- **What to produce**: Text in the records must be reproduced exactly, and pictures must be skipped.

- **Data provided**:
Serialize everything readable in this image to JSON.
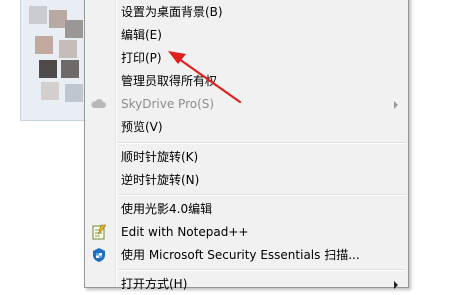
{
  "menu": {
    "items": [
      {
        "label": "设置为桌面背景(B)",
        "disabled": false,
        "submenu": false
      },
      {
        "label": "编辑(E)",
        "disabled": false,
        "submenu": false
      },
      {
        "label": "打印(P)",
        "disabled": false,
        "submenu": false
      },
      {
        "label": "管理员取得所有权",
        "disabled": false,
        "submenu": false
      },
      {
        "label": "SkyDrive Pro(S)",
        "disabled": true,
        "submenu": true,
        "icon": "cloud-icon"
      },
      {
        "label": "预览(V)",
        "disabled": false,
        "submenu": false
      },
      {
        "label": "顺时针旋转(K)",
        "disabled": false,
        "submenu": false
      },
      {
        "label": "逆时针旋转(N)",
        "disabled": false,
        "submenu": false
      },
      {
        "label": "使用光影4.0编辑",
        "disabled": false,
        "submenu": false
      },
      {
        "label": "Edit with Notepad++",
        "disabled": false,
        "submenu": false,
        "icon": "notepadpp-icon"
      },
      {
        "label": "使用 Microsoft Security Essentials 扫描...",
        "disabled": false,
        "submenu": false,
        "icon": "mse-shield-icon"
      },
      {
        "label": "打开方式(H)",
        "disabled": false,
        "submenu": true
      }
    ]
  },
  "annotation": {
    "color": "#e02020",
    "points_to": "打印(P)"
  }
}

- **Task output**:
Serialize everything readable in this image to JSON.
{
  "menu": {
    "items": [
      {
        "label": "设置为桌面背景(B)",
        "disabled": false,
        "submenu": false
      },
      {
        "label": "编辑(E)",
        "disabled": false,
        "submenu": false
      },
      {
        "label": "打印(P)",
        "disabled": false,
        "submenu": false
      },
      {
        "label": "管理员取得所有权",
        "disabled": false,
        "submenu": false
      },
      {
        "label": "SkyDrive Pro(S)",
        "disabled": true,
        "submenu": true,
        "icon": "cloud-icon"
      },
      {
        "label": "预览(V)",
        "disabled": false,
        "submenu": false
      },
      {
        "label": "顺时针旋转(K)",
        "disabled": false,
        "submenu": false
      },
      {
        "label": "逆时针旋转(N)",
        "disabled": false,
        "submenu": false
      },
      {
        "label": "使用光影4.0编辑",
        "disabled": false,
        "submenu": false
      },
      {
        "label": "Edit with Notepad++",
        "disabled": false,
        "submenu": false,
        "icon": "notepadpp-icon"
      },
      {
        "label": "使用 Microsoft Security Essentials 扫描...",
        "disabled": false,
        "submenu": false,
        "icon": "mse-shield-icon"
      },
      {
        "label": "打开方式(H)",
        "disabled": false,
        "submenu": true
      }
    ]
  },
  "annotation": {
    "color": "#e02020",
    "points_to": "打印(P)"
  }
}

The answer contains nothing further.